On Saturday, Oct. 1, the United States formally ceded control of the Internet’s core systems, specifically the directories that aid web browsers and applications in locating search topics, to what has been described as a “a non-profit oversight organization.”
One story published on Oct. 3 at http://www.ibtimes.com/who-controls-internet-us-government-hands-over-control-icann-2425491 names the new oversight group as a “California-based multi-stakeholder,” the Internet Corporation for Assigned Names and Numbers (ICANN).
The story, written by New York journalist Susmita Baral, in part reads, “As of Saturday, the American government is no longer in charge despite the efforts of conservative lawmakers. Instead, an almost 20-year-old California-based ‘multi-stakeholder’ nonprofit, called the Internet Corporation for Assigned Names and Numbers (ICANN), is in control.”
The ramifications remain largely speculative, ranging from apocalyptic to ho-hum, nothing-to-see-here. There’s no true consensus on what lies ahead.
In another tech matter, however, cybersecurity in the trucking industry is looked at closely.
A story posted at https://www.trucks.com/2016/09/29/trucking-economic-cybersecurity-risk/ outlines some of issues involved.
Author Yoni Heilbronn, who is vice president of marketing at Argus Cyber Security Ltd., an automotive cybersecurity company headquartered in Tel Aviv, opened his piece by saying that “… cybersecurity has become a basic ingredient for safe and secure operations across all business sectors, including transportation. This is especially true in the age of the Internet of Things – and the trucking industry is no different.”
He said that in 2013, “U.S. heavy-duty and commercial trucks transported more than $11.5 trillion worth of goods. In 2015, fleet operators brought in a hefty $726.4 billion in gross freight revenues.”
The economic boon is not without risk, he said, adding that technology provides entrée to “potential cyberhackers eager to gain control of these ‘computers on wheels’ for criminal and other nefarious motivations.”
In fact, he said, the trucking industry as a whole, along with its “truck fleets, operators and their customers are becoming increasingly susceptible to cyberattacks.” The motivations for such attacks range from “creating havoc and disrupting business continuity to gaining profit through ransomware or even data theft.”
Ransomware, “in which a hacker is able to disable a truck completely, stranding its driver and goods until a ransom is paid – could have far-reaching consequences. Such attack methods could paralyze fleets on tight delivery schedules, strand drivers in remote locations far from basic amenities or security services and expose sensitive commercial details.”
And of course there’s the risk that involves physical harm to drivers and others. “It’s not far-fetched to imagine cyberterrorists causing a driver to lose control of the safety-critical functions of his 80,000-pound truck as the result of a cyberattack. Such a scenario could potentially have devastating results,” Heilbronn wrote.

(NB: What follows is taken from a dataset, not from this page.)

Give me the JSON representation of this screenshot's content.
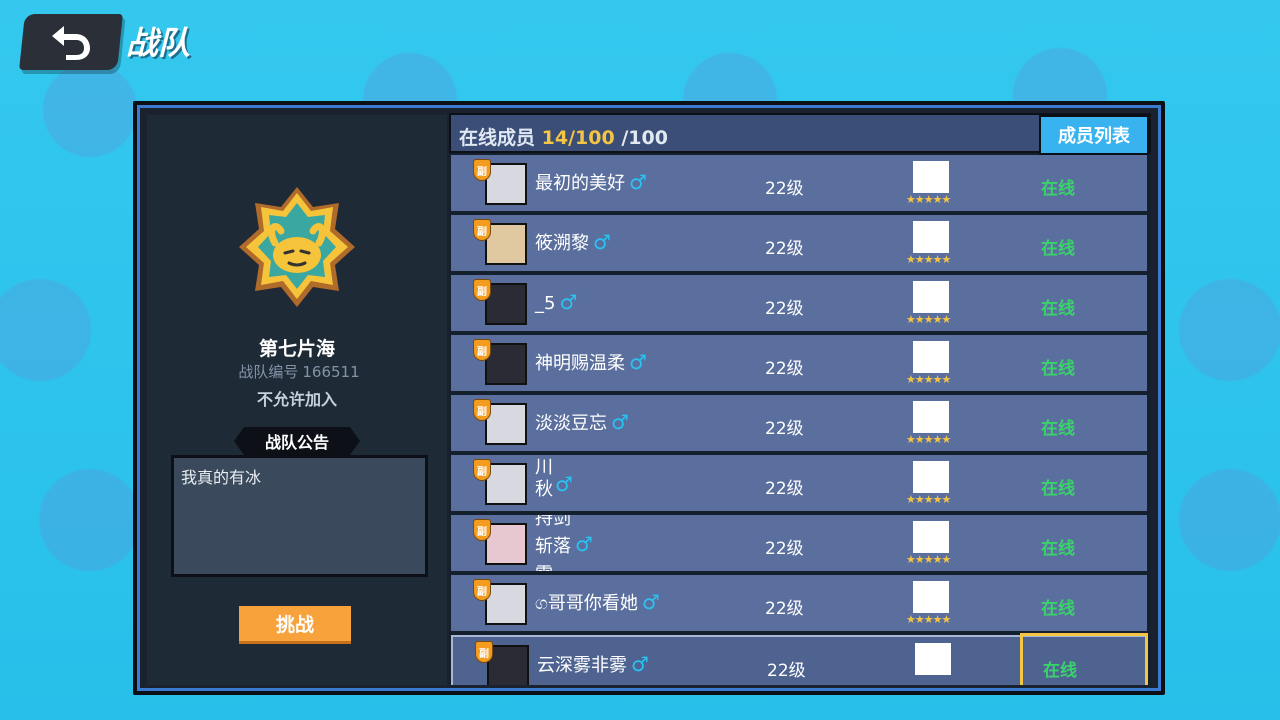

Wireless communication is vulnerable to cyberattacks, giving hackers access to internal communications. Heilbronn said the electronic in-vehicle component “language” spoken by trucks and other commercial vehicles is also spoken at service stations and by technicians.
“Communication between in-truck electric modules takes one form, regardless of the make and model of the vehicle,” the story states. “This means that, theoretically at least, hackers could develop one set of attacks that would be instantly applicable to the entire industry… Further, the wide usage of the J1939 standard may have other drawbacks. Researchers at the University of Michigan released findings earlier this year that demonstrated how vehicles using the standard could actually be attacked more easily than consumer vehicles.
There is a good defense – through good offense, and Heilbronn advised that the “first line of business in planning a capable cybersecurity solution to neutralize trucking vulnerabilities is establishing multilayered lines of defense.” That involves “securing the vehicles’ communications with the outside world, containing malware installations, detecting operating system anomalies, isolating suspicious applications, and thwarting any attacks attempting to penetrate or that have already penetrated the in-vehicle network.”
He also recommended “preparing for the future, today,” writing that the nature of cyberthreats is “ever-changing, “and the trucking industry must take countermeasures that are “adaptive to handle new threats.”
He said that technology has introduced “previously unheard-of complexity into the trucking industry, and therefore technology must provide the solution to the problems now facing the multi-trillion-dollar trucking industry.”